Online Courses on English grammar
An online course can be a great way to improve your English grammar, especially if it has interactive elements. Courses help you learn quickly and effectively because they take you through an organized sequence of lessons, so you can improve your grammar skills step by step.
“Grammarly Handbook” offers interactive lessons, quizzes, and personalized feedback to help users improve their grammar skills. It covers everything from basic grammar rules to more advanced topics like tone and style.
Similarly, “edX English Grammar and Style” is a free online course that includes video lectures, quizzes, and assignments designed to help learners improve their writing skills. This course is self-paced and requires significant time commitment (around 10 hours per week).
We also have two great options here at Espresso English: our $1 Basic & Intermediate English Grammar E-Books + Audio, and our Advanced English Grammar Course.

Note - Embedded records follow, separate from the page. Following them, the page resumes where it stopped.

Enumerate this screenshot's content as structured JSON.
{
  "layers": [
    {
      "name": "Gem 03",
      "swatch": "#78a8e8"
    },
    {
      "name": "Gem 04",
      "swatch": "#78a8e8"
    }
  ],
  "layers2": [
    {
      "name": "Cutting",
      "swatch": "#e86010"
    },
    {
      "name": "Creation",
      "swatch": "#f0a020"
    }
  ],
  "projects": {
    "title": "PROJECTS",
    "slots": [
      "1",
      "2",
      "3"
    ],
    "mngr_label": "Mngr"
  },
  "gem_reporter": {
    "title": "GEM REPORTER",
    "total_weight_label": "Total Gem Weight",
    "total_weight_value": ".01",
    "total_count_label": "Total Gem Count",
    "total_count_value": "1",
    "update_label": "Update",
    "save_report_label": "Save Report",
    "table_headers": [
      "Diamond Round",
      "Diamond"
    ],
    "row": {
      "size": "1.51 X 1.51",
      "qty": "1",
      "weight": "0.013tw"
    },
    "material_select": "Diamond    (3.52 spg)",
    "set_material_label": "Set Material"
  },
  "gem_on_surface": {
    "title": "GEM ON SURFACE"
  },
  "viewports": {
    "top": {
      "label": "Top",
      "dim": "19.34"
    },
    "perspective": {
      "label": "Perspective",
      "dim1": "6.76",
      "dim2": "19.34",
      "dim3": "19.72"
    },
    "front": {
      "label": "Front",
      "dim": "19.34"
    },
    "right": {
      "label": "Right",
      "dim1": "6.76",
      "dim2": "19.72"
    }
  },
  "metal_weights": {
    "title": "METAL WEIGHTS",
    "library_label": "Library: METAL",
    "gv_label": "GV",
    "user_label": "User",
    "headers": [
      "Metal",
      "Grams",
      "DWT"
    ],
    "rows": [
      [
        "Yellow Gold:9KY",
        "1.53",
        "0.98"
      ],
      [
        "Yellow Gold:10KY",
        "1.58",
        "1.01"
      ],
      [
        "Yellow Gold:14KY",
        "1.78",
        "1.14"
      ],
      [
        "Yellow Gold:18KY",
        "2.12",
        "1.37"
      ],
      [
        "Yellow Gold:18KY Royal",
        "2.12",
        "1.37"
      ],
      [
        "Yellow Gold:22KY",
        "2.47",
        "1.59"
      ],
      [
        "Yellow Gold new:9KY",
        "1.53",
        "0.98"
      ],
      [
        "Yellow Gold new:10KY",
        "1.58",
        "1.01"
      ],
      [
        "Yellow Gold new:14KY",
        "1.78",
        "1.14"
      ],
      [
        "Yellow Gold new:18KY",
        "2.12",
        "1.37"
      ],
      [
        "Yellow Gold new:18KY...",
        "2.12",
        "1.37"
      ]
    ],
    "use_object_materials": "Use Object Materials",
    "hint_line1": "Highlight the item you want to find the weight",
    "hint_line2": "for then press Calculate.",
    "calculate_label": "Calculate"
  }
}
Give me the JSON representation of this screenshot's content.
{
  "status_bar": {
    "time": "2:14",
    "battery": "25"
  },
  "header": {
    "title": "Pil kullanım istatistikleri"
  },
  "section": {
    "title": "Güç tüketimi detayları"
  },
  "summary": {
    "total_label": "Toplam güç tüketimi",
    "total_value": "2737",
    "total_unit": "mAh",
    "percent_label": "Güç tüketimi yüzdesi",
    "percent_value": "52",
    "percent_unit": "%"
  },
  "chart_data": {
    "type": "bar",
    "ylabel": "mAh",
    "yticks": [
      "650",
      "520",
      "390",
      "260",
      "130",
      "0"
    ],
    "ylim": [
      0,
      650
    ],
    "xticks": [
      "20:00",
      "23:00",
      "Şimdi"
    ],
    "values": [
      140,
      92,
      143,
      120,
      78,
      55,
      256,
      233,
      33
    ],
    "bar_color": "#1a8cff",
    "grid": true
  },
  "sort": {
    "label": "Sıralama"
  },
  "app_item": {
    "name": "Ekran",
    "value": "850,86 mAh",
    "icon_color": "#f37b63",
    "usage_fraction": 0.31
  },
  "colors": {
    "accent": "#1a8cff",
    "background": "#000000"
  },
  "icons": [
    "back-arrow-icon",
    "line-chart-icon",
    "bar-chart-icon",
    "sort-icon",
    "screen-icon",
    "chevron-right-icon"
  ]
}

The Basic and Intermediate English Grammar E-Books teach you essential English grammar – the most important verb tenses and rules around nouns, prepositions, sentence structure, and more. The e-books include grammar quizzes to help you practice, and audio so that you can listen to the lessons.
The Advanced English Grammar Course goes into lots of detail and covers more advanced topics so that you can write more complex sentences and master English grammar. This online course includes not only grammar quizzes, but also writing tasks so that you can easily practice using the grammar yourself. There’s even the option to send us your writing and get grammar correction from an Espresso English teacher.
Both the Basic and Intermediate English Grammar E-Books and the Advanced English Grammar Course have “short and sweet” lessons, so you can improve your English grammar skills in only a few minutes a day! They are perfect for English language learners who are busy and don’t have much time to study.